Likewise - but somewhat the opposite - in Quarantine we see vehicles, uniforms, suits and procedures we're far more used to, thanks to a seemingly endless slew of bio-hazard-fuelled fiction (such as 24) - not-to-mention that it's also in our native language. We're familiar with it, so the representation on screen is perhaps more convincing - although in the all-American version they again work doubly hard to overcome the familiarity of the actors, by making the quarantine aspect far more visceral (heck, it's the name of the movie itself ... and yes, somewhat less cumbersome than typing "[Rec.]" all the damn time).
Unfortunately for those watching Quarantine, who've already seen [Rec.], there's not a whole lot of new shit going down. I've only seen the Spanish version once thus far, and a while ago, so my memory of it is a bit fuzzy and I'm unable to make a direct scene-by-scene comparison, but there are some new elements to the all-American version in how they cover an idea from the original.
But equally (or probably mostly), it's what you've seen before in practically the same way.
It's somewhat troubling to sum up how I feel about Quarantine ... my problem with all-Americanising anything remotely foreign just perpetuates the spread of those numpties you find on a Vegas street who think "Europe" is a country, as well as the fact that it's mostly what has already been seen before, and that nobody follows through with the briefly-uttered-but-quickly-shot-down idea of everyone locking themselves in their own, separate apartments to try and survive the ordeal.
Actually, that last one really did have me yapping at my screen - rest assured, if I was ever unfortunate enough to find myself in such a situation, I'd be pimping that mode of thinking like a mallfucker and make sure it was followed through on.
This does bring me round to dealing with the virus in the movie itself - and tying it to the convincing portrayal of it being dealt with by the all-American authorities - it's terrifying to see the ruthlessness on display as the authorities desperately try to keep this ghastly outbreak locked down. It's one part harrowing, one part completely understandable.
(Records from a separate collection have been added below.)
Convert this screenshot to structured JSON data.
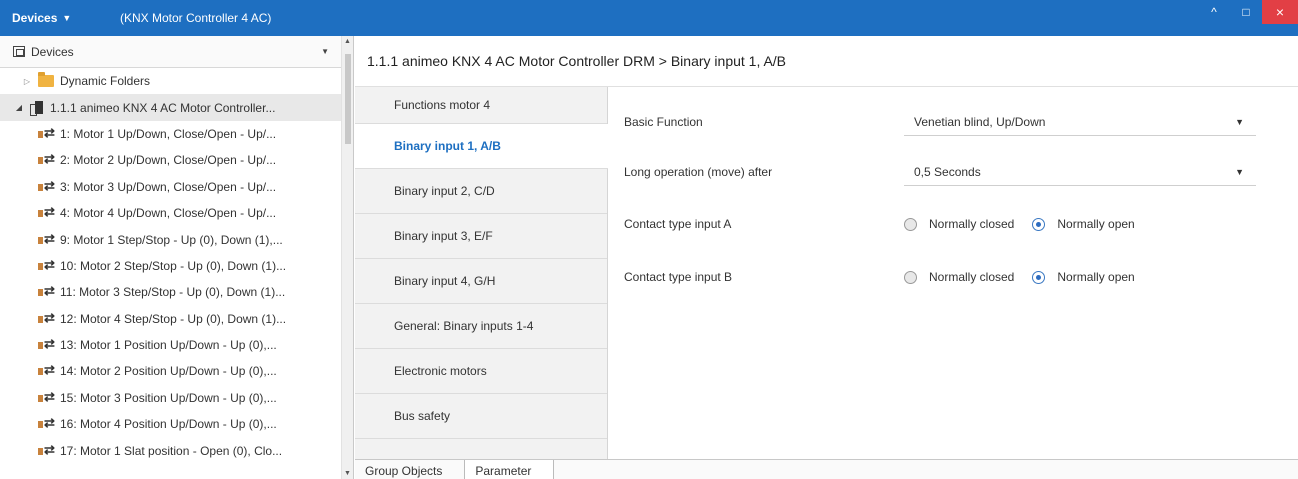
{
  "titlebar": {
    "menu_label": "Devices",
    "window_title": "(KNX Motor Controller 4 AC)",
    "controls": [
      "^",
      "□",
      "×"
    ]
  },
  "left": {
    "header_label": "Devices",
    "tree": [
      {
        "label": "Dynamic Folders",
        "type": "folder",
        "level": 0
      },
      {
        "label": "1.1.1 animeo KNX 4 AC Motor Controller...",
        "type": "device",
        "level": 0
      },
      {
        "label": "1: Motor 1 Up/Down, Close/Open - Up/...",
        "type": "go",
        "level": 1
      },
      {
        "label": "2: Motor 2 Up/Down, Close/Open - Up/...",
        "type": "go",
        "level": 1
      },
      {
        "label": "3: Motor 3 Up/Down, Close/Open - Up/...",
        "type": "go",
        "level": 1
      },
      {
        "label": "4: Motor 4 Up/Down, Close/Open - Up/...",
        "type": "go",
        "level": 1
      },
      {
        "label": "9: Motor 1 Step/Stop - Up (0), Down (1),...",
        "type": "go",
        "level": 1
      },
      {
        "label": "10: Motor 2 Step/Stop - Up (0), Down (1)...",
        "type": "go",
        "level": 1
      },
      {
        "label": "11: Motor 3 Step/Stop - Up (0), Down (1)...",
        "type": "go",
        "level": 1
      },
      {
        "label": "12: Motor 4 Step/Stop - Up (0), Down (1)...",
        "type": "go",
        "level": 1
      },
      {
        "label": "13: Motor 1 Position Up/Down - Up (0),...",
        "type": "go",
        "level": 1
      },
      {
        "label": "14: Motor 2 Position Up/Down - Up (0),...",
        "type": "go",
        "level": 1
      },
      {
        "label": "15: Motor 3 Position Up/Down - Up (0),...",
        "type": "go",
        "level": 1
      },
      {
        "label": "16: Motor 4 Position Up/Down - Up (0),...",
        "type": "go",
        "level": 1
      },
      {
        "label": "17: Motor 1 Slat position - Open (0), Clo...",
        "type": "go",
        "level": 1
      }
    ]
  },
  "main": {
    "breadcrumb": "1.1.1 animeo KNX 4 AC Motor Controller DRM > Binary input 1, A/B",
    "param_tabs": [
      "Functions motor 4",
      "Binary input 1, A/B",
      "Binary input 2, C/D",
      "Binary input 3, E/F",
      "Binary input 4, G/H",
      "General: Binary inputs 1-4",
      "Electronic motors",
      "Bus safety"
    ],
    "active_tab": "Binary input 1, A/B",
    "params": {
      "basic_function": {
        "label": "Basic Function",
        "value": "Venetian blind, Up/Down"
      },
      "long_operation": {
        "label": "Long operation (move) after",
        "value": "0,5 Seconds"
      },
      "contact_a": {
        "label": "Contact type input A",
        "options": [
          "Normally closed",
          "Normally open"
        ],
        "selected": "Normally open"
      },
      "contact_b": {
        "label": "Contact type input B",
        "options": [
          "Normally closed",
          "Normally open"
        ],
        "selected": "Normally open"
      }
    },
    "bottom_tabs": [
      "Group Objects",
      "Parameter"
    ],
    "active_bottom_tab": "Parameter"
  },
  "colors": {
    "titlebar": "#1e6fc1",
    "accent": "#1d6fc1",
    "close": "#e23f45"
  }
}
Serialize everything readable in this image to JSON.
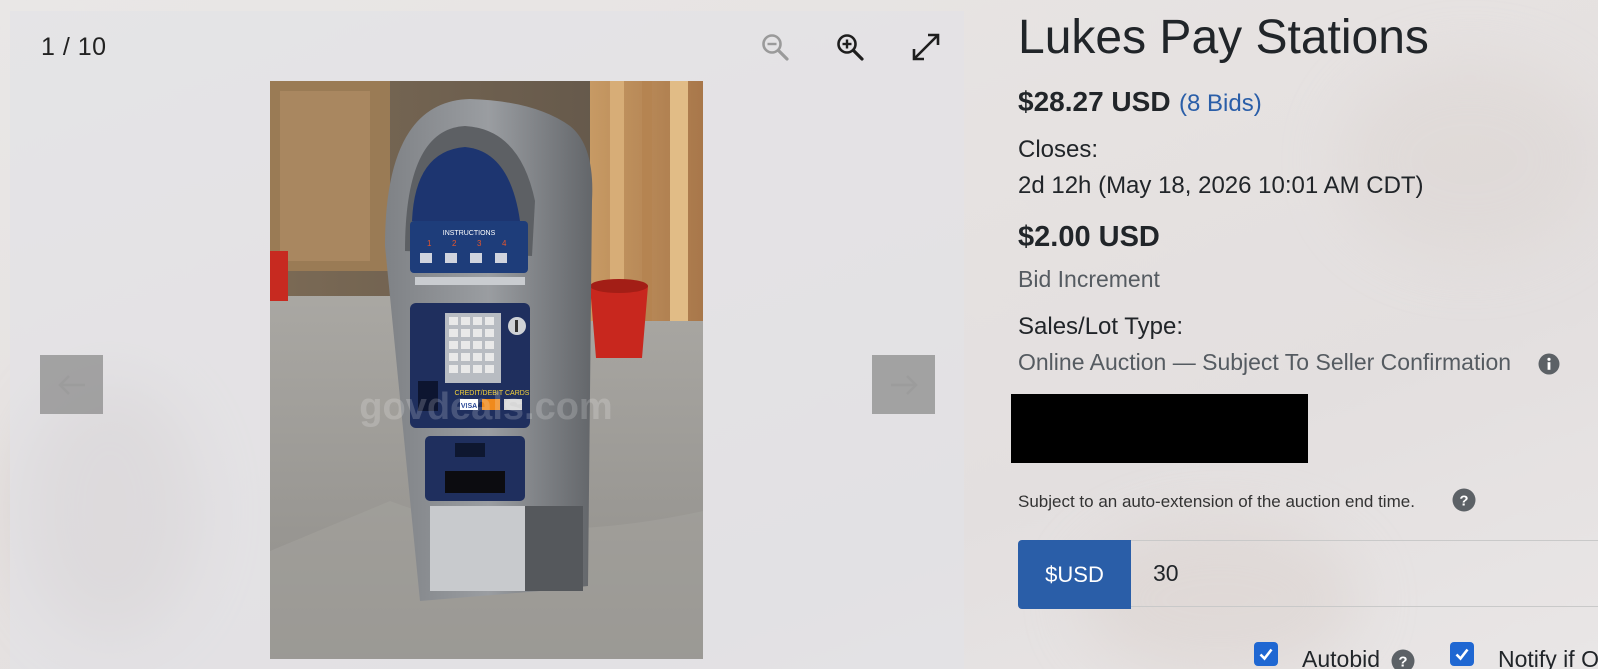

You object to the blunt way the authorities practically blank out the innocent residents of the building, but you can also understand the communications lock down - even if the extent is morally wrong (but it is an excellent button-pusher for a horror flick in the safe realm of fiction).
As I've said before, the balls-out effort from Jennifer Carpenter is nothing short of impressive, the intense gore and violence, and the dedication to illustrating a bio-hazard lock down all make this flick definitely worth seeing.
The original director came back to help produce this version ... and as such it does feel like a re-drafting of the original flick. They've seen what works and they've seen what doesn't, and sought to achieve something better - even if the end result is actually a stalemate with the original ... basically.
I'd probably pop the original up front ahead of the all-American version, simply because it came first, but beyond that I'd be hard-pushed to really decide which one I like better, considering all the things I've talked about at great length here. Both films have flaws, but both films also have huge successes.
In summary then - Quarantine is surprisingly good - you hear "all-American remake" (before the original film was even shown in America too!), and you think "pile of shit-gash" ... and that's exactly what I thought. So colour me dumb-founded when it actually turns out to be pretty darn good.
However - that's NOT an excuse for any old numpty at a studio to greenlight the all-Americanisation of anything not American, nor the greenlighting of modernising anything that was made before the turn of the 21st century. I mean come on already...